I guess what I’m saying is that I have a terrible addiction to words. I use lots and lots and lots of them. If you write a 30 word comment, and I stitch in a 300 word response, please PLEASE don’t feel like I’m somehow talking over you…I’m just a talker; and I really can’t tell you how much I appreciate the chance to talk.
I don’t confuse the amount of words I can say about a topic with being “right” about a topic; I’m just perpetually afraid that other people don’t draw that distinction.
So I’ve spent some time over the last couple of weeks actually drafting up a series of posts. I tend to work better that way: outlines, synopses, drafts; you’d think I have a “workflow” for this stuff all worked out! Anyway, before we start down that path, I realized that I need to set forth the rules I’ve been using for the last few years when it comes to comments.
These rules are the result of years of occasionally blogging on topics that bring out a different crowd from my usual collection of like-minded blog readers and fellow leaky-brain ramblers. More than ninety-nine percent of my non-spam comments are approved. Hell, even the occasional spam comment is approved just because it’s sorta funny in an ironic way. So these rules very rarely come in to play. But when you need them, you REALLY need them; so what follows are my time tested criteria for why I won’t approve your comment:

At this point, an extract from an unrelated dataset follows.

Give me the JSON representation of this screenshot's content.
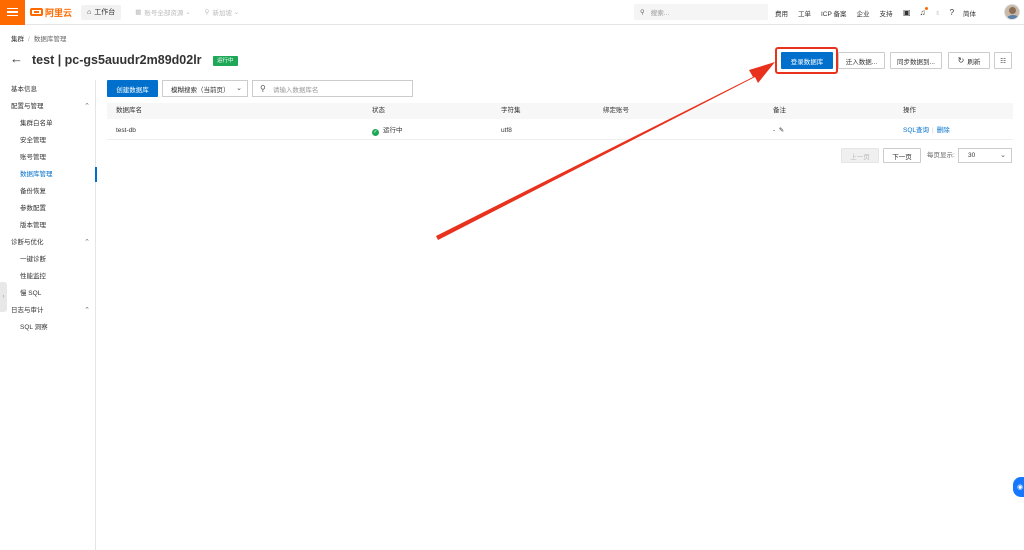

- No Punctuation.
- Comments in ALL CAPS.
- Comments longer than the original post.
- Comments that reference more than three verses from the religious works of your choice.
- Comments that actually include entire citations from the religious works of your choice.
- Comments that insult either my position or the position of other commenters. I reserve the right to decide the difference between ardent disagreement and out-and-out insulting.
- Obvious Trolling.
- (corollary to # 7) Obvious Troll-Baiting.
- Having a worse potty-mouth than I do. I have been known to edit particularly foul-mouthed comments, substituting humorous non-swear words and phrases (or archaic and out-of-vogue ones) for over-used examples from our current spoken English. I do this rarely. Generally I just hit delete.
- Using the “C” word (and no, I’m not talking about “crap”) under any circumstances. Why is this different from #9? Because all other criteria are flexible, this one is not.
As I point out in rule 10, these are basically criteria, not hard rules. I’m likely to let a reasonable comment that only breaks the first rule pass if the comment is short, and the intent is clear and vitriol free. Likewise with a comment that seems reasonable except for the (perhaps accidental?) use of the caps-lock key. I myself have posted comments that were longer than the original post, so the third one is highly flexible…but not if it’s trolling, quotes the Koran for 33 verses, or if seven hundred of its thousand words can’t be repeated on broadcast television before the watershed hour.
Also, these rules essentially only apply to new commenters. If you’ve been approved, commented consistantly in the past, and have a generally reasonably position that you are defending ardently in a way that bends these criteria, I’m VERY unlikely to revoke your comment.
Except for rule 10. Break rule 10 and I will delete your comment and assign you to the spam filter for all time.